Outside of the classroom, Utah Tech students can expand their technology skills thanks to our new partnership with Pluralsight. By teaming up with this technology workforce development company, the University community has unlimited access to thousands of online courses on innovative technology topics to help them compete in an increasingly digital world.
What will be the next significant change in the Education industry, and how are you preparing for it?
As online learning continues to grow, universities need to recognize the importance of the social aspects of the college experience. We need to pay more attention to the role of student activities in college, find ways to cultivate important social interactions, and help students understand how this contributes to their intellectual growth.
Also, with the newfound connectivity of the world post-COVID, we can broaden our reach far beyond our region and interact internationally. For example, Utah Tech will be hosting the next Polytechnic World Summit, bringing together leaders from polytechnic institutions from around the globe to strategize, share best practices, and continue to be responsive to economic trends.

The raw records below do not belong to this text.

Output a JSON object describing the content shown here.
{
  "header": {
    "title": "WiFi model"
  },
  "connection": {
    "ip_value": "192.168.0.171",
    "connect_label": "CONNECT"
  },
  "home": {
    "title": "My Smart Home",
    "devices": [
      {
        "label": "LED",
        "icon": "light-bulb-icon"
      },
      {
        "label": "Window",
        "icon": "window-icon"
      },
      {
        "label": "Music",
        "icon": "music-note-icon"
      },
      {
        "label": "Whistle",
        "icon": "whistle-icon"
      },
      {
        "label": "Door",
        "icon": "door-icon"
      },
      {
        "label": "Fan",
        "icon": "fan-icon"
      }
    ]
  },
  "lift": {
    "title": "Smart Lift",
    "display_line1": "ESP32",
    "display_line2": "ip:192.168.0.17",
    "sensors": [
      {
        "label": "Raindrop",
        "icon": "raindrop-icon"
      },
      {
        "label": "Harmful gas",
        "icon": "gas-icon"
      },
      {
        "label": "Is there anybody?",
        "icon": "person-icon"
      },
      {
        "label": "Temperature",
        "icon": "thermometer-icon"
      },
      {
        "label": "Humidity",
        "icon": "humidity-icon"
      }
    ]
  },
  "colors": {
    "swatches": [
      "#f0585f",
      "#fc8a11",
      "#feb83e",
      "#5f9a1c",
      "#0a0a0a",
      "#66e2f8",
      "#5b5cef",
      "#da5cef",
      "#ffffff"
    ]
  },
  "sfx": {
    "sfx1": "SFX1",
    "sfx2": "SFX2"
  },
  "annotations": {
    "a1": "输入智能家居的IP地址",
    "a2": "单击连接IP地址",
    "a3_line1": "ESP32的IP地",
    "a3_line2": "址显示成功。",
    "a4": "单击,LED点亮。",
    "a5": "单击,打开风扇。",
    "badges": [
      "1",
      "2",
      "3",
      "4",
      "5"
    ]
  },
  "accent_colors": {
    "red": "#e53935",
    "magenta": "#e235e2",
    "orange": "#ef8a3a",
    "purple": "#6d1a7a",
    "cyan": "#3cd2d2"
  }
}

With the gig economy and remote work options growing, we need to adapt to these changing work environments. Given this, we are offering more options for our students, giving them chances to earn degrees and certificates to make them employable throughout their educational experience so that every Trailblazer can feel well-equipped no matter what stage in their journey.
What are your goals for the upcoming future?
As part of Utah Tech’s current strategic plan, we continue to elevate our offerings as an open, inclusive, comprehensive polytechnic university.
We are located in the fastest-growing city in America and are committed to keeping up with this growth as an institution. By adding degree programs in careers with high demand, we can continue to prepare students to meet the needs of the industry. As part of this, I have worked closely with technology and industry leaders to form mutually beneficial partnerships that inform curriculum and prepare our graduates for success.
We are also in the planning stage of developing an Innovation District, a high-impact learning environment where students can prepare for their careers, and companies can find new talent. In this dynamic space, students will network with entrepreneurs, innovators, and business leaders to gain experience and invaluable mentorship.
What advice would you like to give the next generation of aspiring leaders?
Seize every opportunity to learn! Every day, there are more learning opportunities than there have ever been, and our future leaders will have to take advantage of this. The leaders of tomorrow will have to be skilled in social media, crisis management, and technology and constantly be in tune with where things are moving.
They will have to learn to juggle a lot of information, be able to analyze it, and then make a well-informed plan. Also, you really can make a difference and have fun while doing so.